- Goal of the exercise -
Where does the string "supporting" appear in the records? Copy every line that contains it.
(Data provided)
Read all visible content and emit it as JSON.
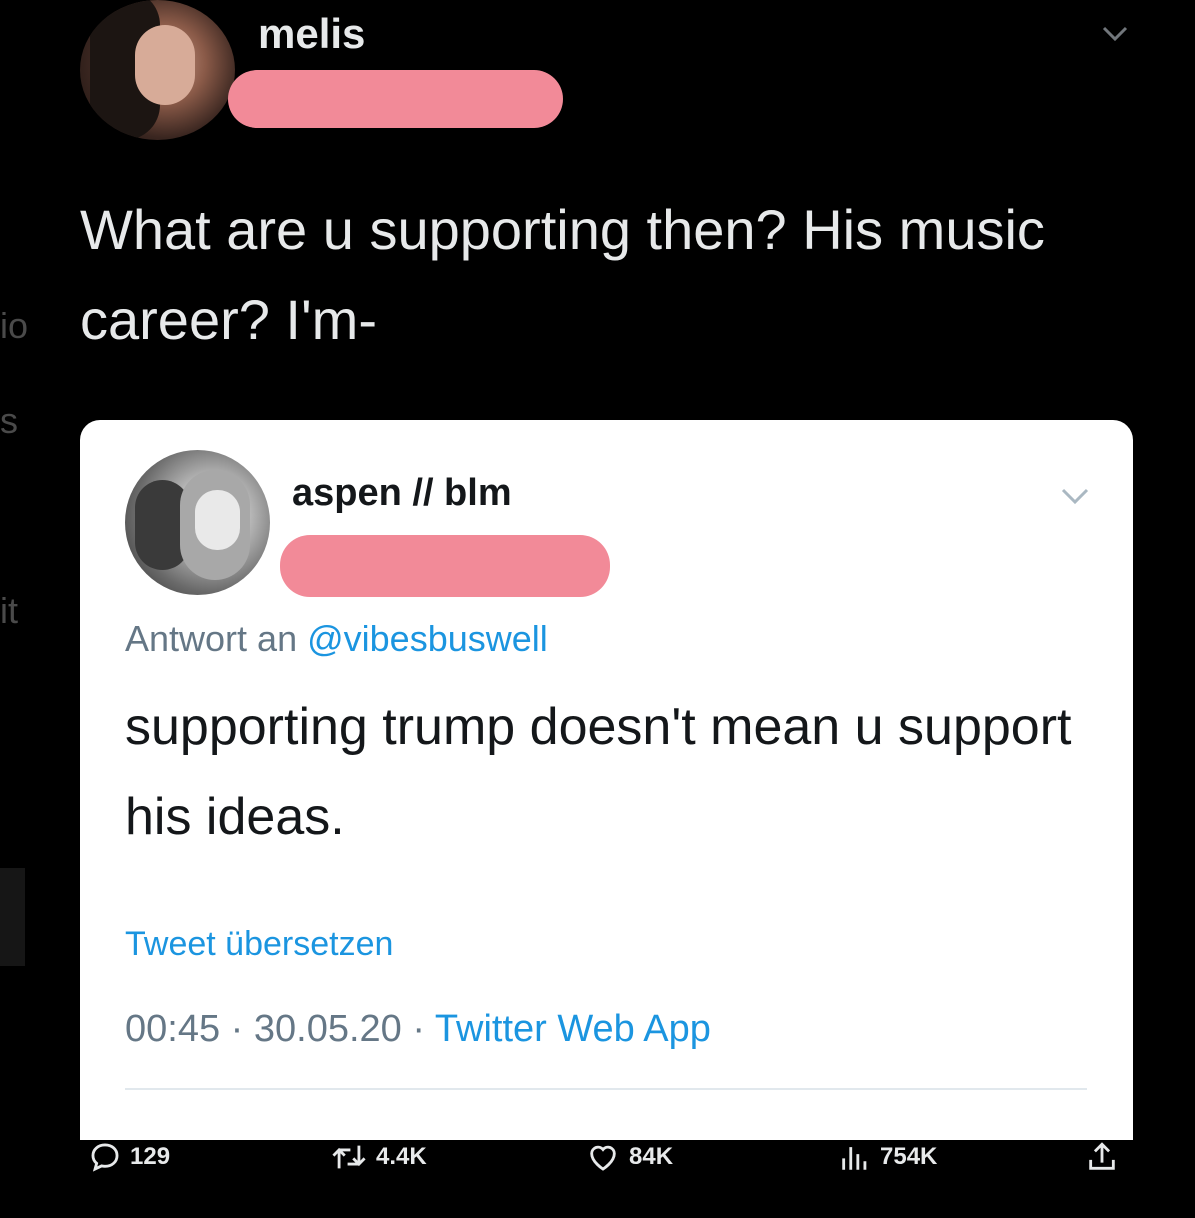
{
  "tweet": {
    "display_name": "melis",
    "text": "What are u supporting then? His music career? I'm-"
  },
  "quoted": {
    "display_name": "aspen // blm",
    "reply_prefix": "Antwort an",
    "reply_handle": "@vibesbuswell",
    "text": "supporting trump doesn't mean u support his ideas.",
    "translate": "Tweet übersetzen",
    "time": "00:45",
    "date": "30.05.20",
    "app": "Twitter Web App",
    "separator": " · "
  },
  "actions": {
    "replies": "129",
    "retweets": "4.4K",
    "likes": "84K",
    "views": "754K"
  },
  "colors": {
    "background": "#000000",
    "redaction": "#f28a98",
    "link": "#1b95e0"
  }
}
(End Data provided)
- Your solution -
    "text": "What are u supporting then? His music career? I'm-"
    "text": "supporting trump doesn't mean u support his ideas.",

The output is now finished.